URBANA — Large desks sit on the Urbana Middle School gym floor, spread evenly throughout the space.
Principal Joe Wiemelt and his staff planned to fit around 40 students, which would keep them under the limit of 50 people in a room, but most of the desks sit empty every day.
“I was expecting more,” Wiemelt said, “because I figured there would be more students without WiFi at home or students that just wanted to get out of their home to focus because they had younger siblings and those sorts of things.”
Students come and go through the outdoor gym doors, only leaving the gym to use the restroom. A staff member checks their temperatures. They’re able to access a Chromebook, headphones and a microphone, and from there, they take synchronous classes for two-and-a-half hours with their teachers, many of whom are also in the same building.
A limited number of staff members are there to supervise.
“Students have been great,” Wiemelt said. “They’ve followed all of the safety measures they need to be taking. They’re wearing masks, staying 6 feet apart. … It’s a controlled environment, because they’re just coming in straight to a desk and then leaving straight out of the gym, so they don’t really go into the school beyond the gym to use the bathroom.
“There’s been very little interaction between students.”
The district started out conservatively with which students were invited, including those who didn’t have access to WiFi at home or students with more than one sibling at the school.
Wiemelt said they’ve now expanded the breadth of students able to come.
With at least seven more weeks of remote learning on tap, the gym is ready and waiting for an influx of students.
“I imagine as the school year progresses, we may get more students who realize it’s easier possibly to come in and focus here,” he said. “But maybe not, maybe it’s harder to get in here, maybe they have to stay home and supervise siblings and those sorts of things. Time will tell, I guess, if we get more students or not.”
For the students who file into the gym each day, the service has been incredibly valuable. One family, for instance, has multiple siblings at the school and not enough bandwidth at home to serve them all at once on separate computers.
Because of that, Wiemelt considers the remote learning site a success even though it hasn’t been used as much as he envisioned.

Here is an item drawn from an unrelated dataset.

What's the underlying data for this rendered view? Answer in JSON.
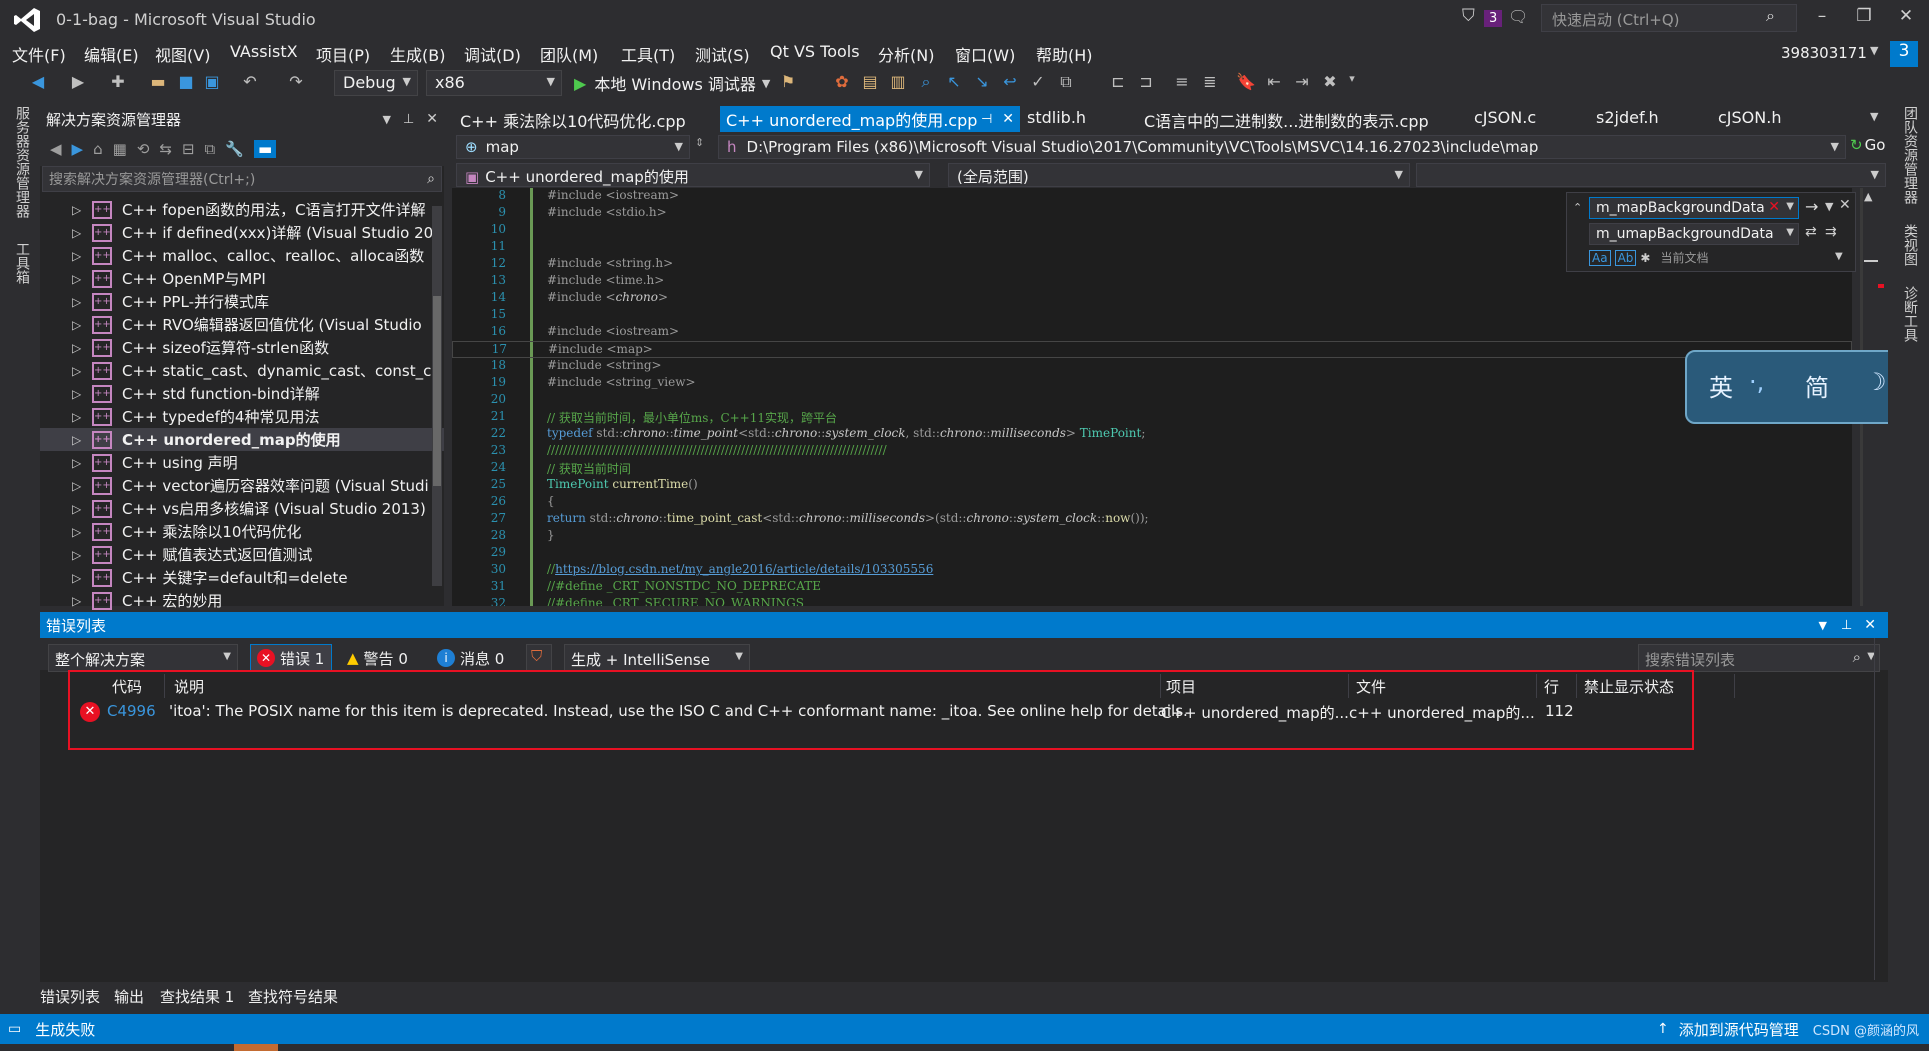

“It’s been very, very good,” Wiemelt said. “For these five or six kids that do come, without our space, they wouldn’t have been able to do remote learning at all because either they don’t have WiFi at home or they don’t have reliable access.”